The Tarot is mysterious and fascinating. Often Tarot cards are depicted in films and on television as prophesying death, doom or troubles ahead. Tarot cards have been used as tools of divination for centuries, yet their beginnings remain steeped in speculation and secrecy.
Tarot cards have grown in popularity over the last century, and with hundreds of decks to choose from and more appearing on the market each year, more and more people are becoming drawn to them. Whether you’ve had your cards read by a psychic or happen to be a practicing metaphysician who uses cards regularly yourself, the incredible power of Tarot to outline the past, affirm the present, and illuminate the future is undeniable.
It’s purported that the 78 images contained in a deck of Tarot cards originated from a secret text of the ancient Egyptians known as The Egyptian Book of Life. This was a tome inscribed on stone tablets that was only accessible to the high priests, priestesses and pharaohs of Egypt. In fact, it was carefully guarded and kept far from the eyes of their subjects.
How this book fell into the hands of so-called commoners is a fascinating story. It is believed that at one point, these stone tablets were stored in the Library at Alexandria, the largest library in ancient Egypt. During the third century B.C., the library was destroyed by fire. As the story goes, the curators of the library wanted to preserve these sacred tablets but didn’t want them to fall into the wrong hands. They decided to divide them up and give random sections of them to passing gypsies, for they assumed that the wayfarers would never discern the power of the information inscribed into the tablets.
However, over the years, the gypsies did realize the
magic contained in these tablets. Because the stones were too heavy for these nomadic peoples to continue carrying, they began etching the images from the originals onto tin plates, which were far easier to carry and work with. It didn’t take them long to discover the
fortune-telling properties of these images, and they began to use them for just this purpose.
As time passed, the gypsies continued to copy the images onto smaller and smaller plates, and then onto paper boards. As the gypsies traveled across the continents of Africa, Europe and beyond, these fortune telling devices seemed to disappear into obscurity for a while.
The cards reappeared in fifteenth century Italy, but this time, the images had been replaced by pips (spades, clubs, diamonds and hearts), and the only remnants of the originals remaining were the Joker (The Fool), and the Jack (Knight), Queen and King of each suit. Europeans used these decks for card games. At some point, 22 additional cards were added (or re-added) to these decks, and these eventually became the Major Arcana seen in today’s Tarot decks.
On the surface, the cards were generally used for entertainment, but in the background, metaphysicians like Nostradamus, Aleister Crowley, and even Leonardo Da Vinci were practicing the art of prophecy with these decks.

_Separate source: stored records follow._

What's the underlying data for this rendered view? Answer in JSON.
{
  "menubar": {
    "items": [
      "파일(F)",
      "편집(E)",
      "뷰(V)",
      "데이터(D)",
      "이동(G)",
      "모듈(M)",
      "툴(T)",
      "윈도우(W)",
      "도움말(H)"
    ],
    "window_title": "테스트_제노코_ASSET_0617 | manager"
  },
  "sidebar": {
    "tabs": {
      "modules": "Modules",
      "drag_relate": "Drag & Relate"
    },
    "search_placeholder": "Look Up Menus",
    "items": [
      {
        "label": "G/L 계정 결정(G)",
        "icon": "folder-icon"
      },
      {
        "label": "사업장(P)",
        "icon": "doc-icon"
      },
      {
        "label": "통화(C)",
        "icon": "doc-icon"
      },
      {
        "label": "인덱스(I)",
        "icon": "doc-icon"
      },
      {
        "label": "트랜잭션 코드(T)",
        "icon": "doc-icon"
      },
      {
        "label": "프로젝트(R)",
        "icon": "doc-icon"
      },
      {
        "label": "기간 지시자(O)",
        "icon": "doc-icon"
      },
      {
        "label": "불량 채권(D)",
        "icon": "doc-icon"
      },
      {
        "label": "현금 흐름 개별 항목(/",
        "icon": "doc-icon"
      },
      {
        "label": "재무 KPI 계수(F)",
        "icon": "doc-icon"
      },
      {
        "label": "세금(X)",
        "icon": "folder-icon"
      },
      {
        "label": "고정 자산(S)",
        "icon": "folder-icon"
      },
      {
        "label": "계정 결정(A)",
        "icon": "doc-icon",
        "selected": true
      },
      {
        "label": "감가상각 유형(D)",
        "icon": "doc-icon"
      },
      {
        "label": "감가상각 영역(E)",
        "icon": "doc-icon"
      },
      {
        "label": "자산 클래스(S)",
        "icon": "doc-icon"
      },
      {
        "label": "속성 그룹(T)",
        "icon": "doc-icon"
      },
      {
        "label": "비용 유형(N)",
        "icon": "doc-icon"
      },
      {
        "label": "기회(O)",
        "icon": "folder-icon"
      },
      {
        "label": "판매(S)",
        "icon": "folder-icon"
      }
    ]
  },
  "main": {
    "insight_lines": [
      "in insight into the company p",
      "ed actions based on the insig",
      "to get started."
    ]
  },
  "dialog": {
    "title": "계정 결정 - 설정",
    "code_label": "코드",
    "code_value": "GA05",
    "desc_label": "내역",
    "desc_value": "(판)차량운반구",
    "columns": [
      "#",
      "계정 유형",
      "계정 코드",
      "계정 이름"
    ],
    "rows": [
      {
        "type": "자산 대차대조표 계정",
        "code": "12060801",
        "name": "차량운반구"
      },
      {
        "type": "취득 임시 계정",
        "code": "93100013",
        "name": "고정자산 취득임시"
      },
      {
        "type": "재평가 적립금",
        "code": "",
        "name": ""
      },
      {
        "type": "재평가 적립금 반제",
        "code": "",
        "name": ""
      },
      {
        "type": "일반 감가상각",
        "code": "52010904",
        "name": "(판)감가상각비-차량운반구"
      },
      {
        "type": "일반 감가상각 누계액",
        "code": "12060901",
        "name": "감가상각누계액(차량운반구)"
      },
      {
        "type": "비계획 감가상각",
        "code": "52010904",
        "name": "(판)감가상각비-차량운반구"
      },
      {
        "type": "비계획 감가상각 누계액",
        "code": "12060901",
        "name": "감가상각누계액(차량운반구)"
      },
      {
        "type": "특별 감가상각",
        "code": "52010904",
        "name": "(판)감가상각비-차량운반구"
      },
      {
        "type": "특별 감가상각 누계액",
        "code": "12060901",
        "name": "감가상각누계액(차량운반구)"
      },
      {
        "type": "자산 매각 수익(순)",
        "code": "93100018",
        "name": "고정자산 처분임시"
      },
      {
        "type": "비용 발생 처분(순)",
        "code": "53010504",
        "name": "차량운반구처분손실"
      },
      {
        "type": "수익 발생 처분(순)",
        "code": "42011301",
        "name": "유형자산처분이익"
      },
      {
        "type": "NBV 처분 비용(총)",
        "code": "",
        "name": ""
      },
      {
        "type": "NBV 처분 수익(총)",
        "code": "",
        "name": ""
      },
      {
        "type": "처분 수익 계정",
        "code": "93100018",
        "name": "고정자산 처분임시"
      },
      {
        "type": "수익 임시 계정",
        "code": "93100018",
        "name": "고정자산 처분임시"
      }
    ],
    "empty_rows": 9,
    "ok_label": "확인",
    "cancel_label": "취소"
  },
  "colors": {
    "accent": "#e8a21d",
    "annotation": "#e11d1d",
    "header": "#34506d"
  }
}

It wasn’t until 1909, when the first Rider-Waite deck hit the market, that Tarot cards again portrayed all the images of each card in the deck, and were made specifically for use as a divination tool. Since its introduction, the Rider-Waite remains to this day one of the most popular decks available for this purpose. When using Tarot to read the future, each of the 78 cards in the deck are very important, for they represent man’s journey to self-actualization and spiritual wholeness as illuminated in the Egyptian Book of Life.
So when you purchase a deck of Tarot cards today, you’ll find yourself in possession of one of the most popular, powerful and versatile tools of divination available. These decks are rich in history, and when used properly, can be a wonderful tuning device for self-awareness and guidance.
Susyn Blair-Hunt, Ms.D., is known internationally for her psychic readings, daily horoscope column here at Kajama, and her weekly radio show Insights. Along with her radio program, her bi-monthly newsletter StarNotes, private readings and advice column, Susyn also offers classes and private tutoring in astrology and Tarot. Susyn has been a professional metaphysical consultant for over 25 years and holds a Doctorate in Metaphysics along with certification by The American Association of Professional Psychics and the American Tarot Association. For a complete guide to reading the Tarot, check out Susyn’s new book, Tarot Prediction and Divination: Unveiling Three Layers of Meaning, which is available at llewellyn.com.